by Jay S. Steinberg
The Rookie

The Rookie

Warner Home Video recently delved into the significant workload that Clint Eastwood has rendered for the studio to offer up many of his features for first-time release to DVD. While this has been a source of celebration for Eastwood fans, only the most hardcore amongst them need apply for The Rookie (1990), an extremely by-the-numbers cop thriller that has some nice stunt work in its set pieces to commend it and not a whole lot else. The narrative casts the director/star as Nick Pulovski, an expectedly hard-bitten veteran of the LAPD's grand theft auto detail, and the early going finds his staged sting of a luxury car boosting ring going horribly awry. The botch leads to Nick's partner getting gunned down, and the payoff of a freeway chase where the bad guys jettison the goods from a moving tractor-trailer in order to cut off Pulovski's pursuit. Of course, the department picks this juncture to team Nick with a young cop on his first plainclothes assignment, titular tyro David Ackerman (Charlie Sheen). Ackerman isn't without baggage of his own; haunted by the role he played in the childhood death of his brother, Ackerman is compelled to seek out the riskiest beat available, much to the consternation of his law school student girlfriend (Lara Flynn Boyle) and his rich businessman father (Tom Skerritt). As Pulovski grudgingly indoctrinates David during the investigation, they exert increasing pressure on the activities of the heist ring, to the building ire of mastermind Strom (Raul Julia) and his sultry bodyguard/mistress Liesl (Sonia Braga). The crooks are intent on cutting their losses by ripping off their mob sponsors and leaving town; Nick's attempt to stop the robbery only results in his capture, and the novice Ackerman becomes his only means of getting out alive. The Rookie is no worse than any number of crusty vet/greenhorn partner actioners that went before, but nor is it any better. Ostensibly mounted by Eastwood as a thank-you gesture to Warner for getting behind the decidedly less commercial White Hunter, Black Heart (1990), The Rookie suffered from being too familiar in its content, and its domestic receipts at $21 million were disappointing. Clint's work before and behind the camera here is competent but rote, as he seems to be primarily searching for a catchphrase that will click. Sheen, caught here back in the days before his name elicited lewd smirks, is one-note but serviceable, showing signs of decent deadpan comic rapport with Eastwood and very effective in the showcase where he torches a biker bar in search of Pulovski.

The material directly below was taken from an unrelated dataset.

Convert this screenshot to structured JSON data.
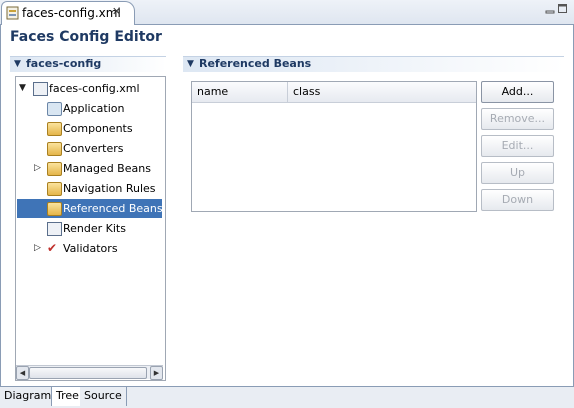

Julia and Braga may be the most improbably cast Teutons in film history, and while neither was given much challenge by their parts, the scene where Liesl had her way with a handcuffed and helpless Pulovski gave Clint his kinkiest screen moment since Tightrope (1984). As before, The Rookie's primary values come from its elaborate action sequences, which belie the film's relatively modest budget and remind us now living in the CGI era how effective the results of good stunt work can be. In addition to the aforementioned scenes, the moments where Pulovski pilots a Mercedes out the upper floor of an exploding warehouse remains particularly eye-popping. All in all, though, The Rookie stands as the type of pat vehicle that ultimately necessitated for Eastwood the career jump-start provided by Unforgiven (1992). Warner digitally transferred The Rookie for DVD release, and the images are sharp and do service to the muted palate used by cinematographer Jack N. Green. An effective effort was also put in on the soundtrack, which was remastered in Dolby 5.1; a spoken French-language track is included. The amamorphic widescreen presentation preserves the theatrical 1.85:1 aspect ratio. The extra features are spare, with only the theatrical trailer and an Eastwood filmography included. For more information about The Rookie, visit Warner Video. To order The Rookie, go to TCM Shopping. by Jay S. Steinberg

Quotes

Trivia

Miscellaneous Notes

Released in United States on Video May 22, 1991

Released in United States Winter December 7, 1990

Began shooting April 16, 1990.

Completed shooting July 13, 1990.

Formerly a Guber-Peters project, but remained at Warner Bros without the producers.

Released in United States on Video May 22, 1991

Released in United States Winter December 7, 1990